The contents of the telegram at the end of It Happened One Night could suggest that some impropriety is occurring.  I will choose to think otherwise given the lengths to which Ellie and Peter go to keep their privacy while traveling between Miami and New York.  Peter’s behavior speaks to how a Catholic gentleman should behave.  These days, when you use the word “gentleman,” it conjures images of masculine behavior that, at the same time, denigrates women.  It is linked to a traditional mode of interaction between men and women that supposedly says that women are the weaker sex.  In this logic, men need to be the protector.  There is some of this in the film, particularly with Peter’s concerns over Ellie traveling by herself.  Where it is different, and matches more with what the Faith would tell you about roles, is in Ellie protesting that she can take care of herself.  As a single woman, she should be able to make her own way, and the Church would agree.  At the same time, she also is apparently called to marriage.  In the covenant that is the vocation of marriage, men and women have different roles to fulfill.  It has nothing to do with who is smarter or stronger, or any comparisons of any kind.  They are just different.  One of the duties of a husband to a wife, and vice versa, is to accentuate those attributes in one another.  While Ellie and Peter are not married, they seem to compliment the aspects of the other that make them who they are.  Since this seems to be how God intends, is it any wonder that they end up falling in love?

Before watching It Happened One Night, I would not have thought of Clark Gable in a comedic role.  Of course, the one that he is most known for is as Rhett Butler in Gone with the Wind (1939).  If you do not have four hours to spare watching a spoiled brat learn how to make do with less, then watch It Happened One Night.  It is just as good.


Leave a Reply

Fill in your details below or click an icon to log in: Logo

You are commenting using your account.

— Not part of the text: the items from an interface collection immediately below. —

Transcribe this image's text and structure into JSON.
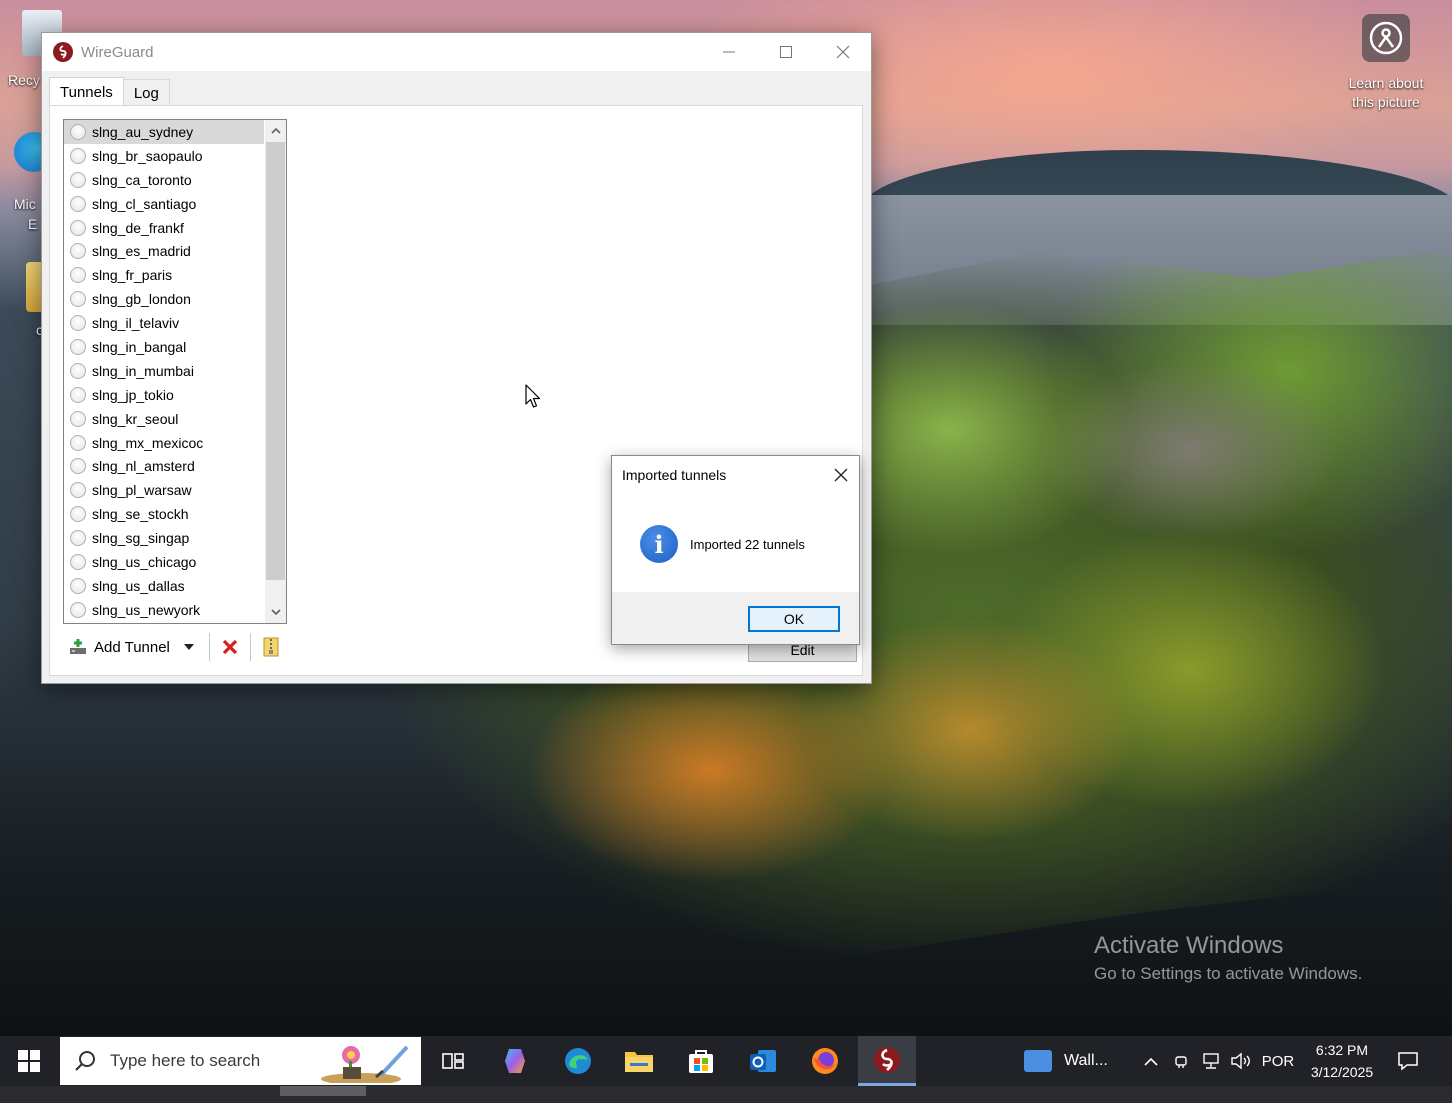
{
  "desktop": {
    "recycle_label": "Recy",
    "edge_label_1": "Mic",
    "edge_label_2": "E",
    "folder_label": "c",
    "learn_about": "Learn about this picture",
    "watermark_title": "Activate Windows",
    "watermark_sub": "Go to Settings to activate Windows."
  },
  "window": {
    "title": "WireGuard",
    "tabs": [
      {
        "label": "Tunnels",
        "active": true
      },
      {
        "label": "Log",
        "active": false
      }
    ],
    "tunnels": [
      "slng_au_sydney",
      "slng_br_saopaulo",
      "slng_ca_toronto",
      "slng_cl_santiago",
      "slng_de_frankf",
      "slng_es_madrid",
      "slng_fr_paris",
      "slng_gb_london",
      "slng_il_telaviv",
      "slng_in_bangal",
      "slng_in_mumbai",
      "slng_jp_tokio",
      "slng_kr_seoul",
      "slng_mx_mexicoc",
      "slng_nl_amsterd",
      "slng_pl_warsaw",
      "slng_se_stockh",
      "slng_sg_singap",
      "slng_us_chicago",
      "slng_us_dallas",
      "slng_us_newyork"
    ],
    "selected_index": 0,
    "toolbar": {
      "add_tunnel": "Add Tunnel"
    },
    "edit_label": "Edit"
  },
  "dialog": {
    "title": "Imported tunnels",
    "message": "Imported 22 tunnels",
    "ok_label": "OK",
    "icon": "info-icon"
  },
  "taskbar": {
    "search_placeholder": "Type here to search",
    "news_label": "Wall...",
    "language": "POR",
    "time": "6:32 PM",
    "date": "3/12/2025"
  },
  "colors": {
    "accent": "#0078d7",
    "wireguard_red": "#8b1b1f",
    "info_blue": "#1c5fc5",
    "delete_red": "#d42020"
  }
}
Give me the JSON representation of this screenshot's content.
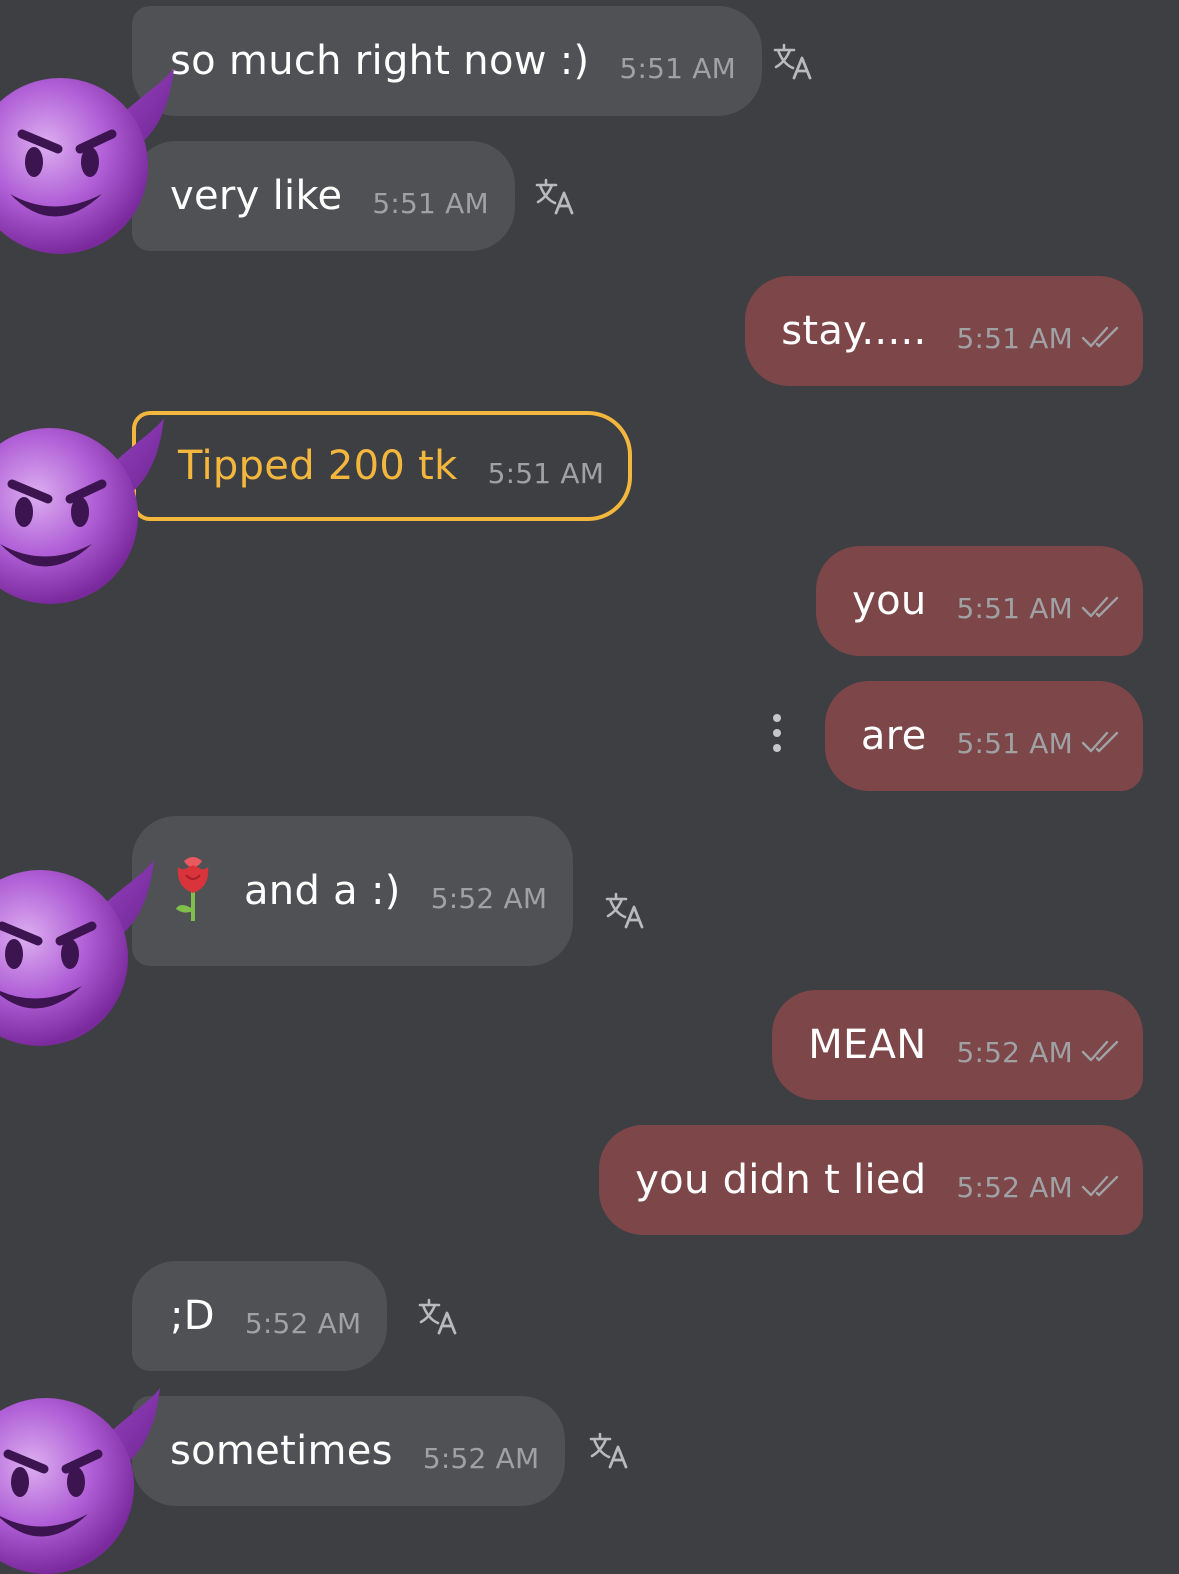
{
  "messages": [
    {
      "text": "so much right now :)",
      "time": "5:51 AM",
      "direction": "received"
    },
    {
      "text": "very like",
      "time": "5:51 AM",
      "direction": "received"
    },
    {
      "text": "stay.....",
      "time": "5:51 AM",
      "direction": "sent"
    },
    {
      "text": "Tipped 200 tk",
      "time": "5:51 AM",
      "direction": "received-tip"
    },
    {
      "text": "you",
      "time": "5:51 AM",
      "direction": "sent"
    },
    {
      "text": "are",
      "time": "5:51 AM",
      "direction": "sent"
    },
    {
      "text": "and a :)",
      "time": "5:52 AM",
      "direction": "received",
      "emoji": "rose"
    },
    {
      "text": "MEAN",
      "time": "5:52 AM",
      "direction": "sent"
    },
    {
      "text": "you didn t lied",
      "time": "5:52 AM",
      "direction": "sent"
    },
    {
      "text": ";D",
      "time": "5:52 AM",
      "direction": "received"
    },
    {
      "text": "sometimes",
      "time": "5:52 AM",
      "direction": "received"
    }
  ],
  "icons": {
    "avatar": "smiling-devil-emoji",
    "translate": "translate-icon",
    "read_receipt": "double-check-icon",
    "more": "more-vertical-icon",
    "rose": "rose-emoji"
  },
  "colors": {
    "background": "#3e3f43",
    "received_bubble": "#505154",
    "sent_bubble": "#7d4749",
    "tip_accent": "#f4b73d",
    "timestamp": "#a0a1a5"
  }
}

Log Out /  Change )

Facebook photo

You are commenting using your Facebook account. Log Out /  Change )

Connecting to %s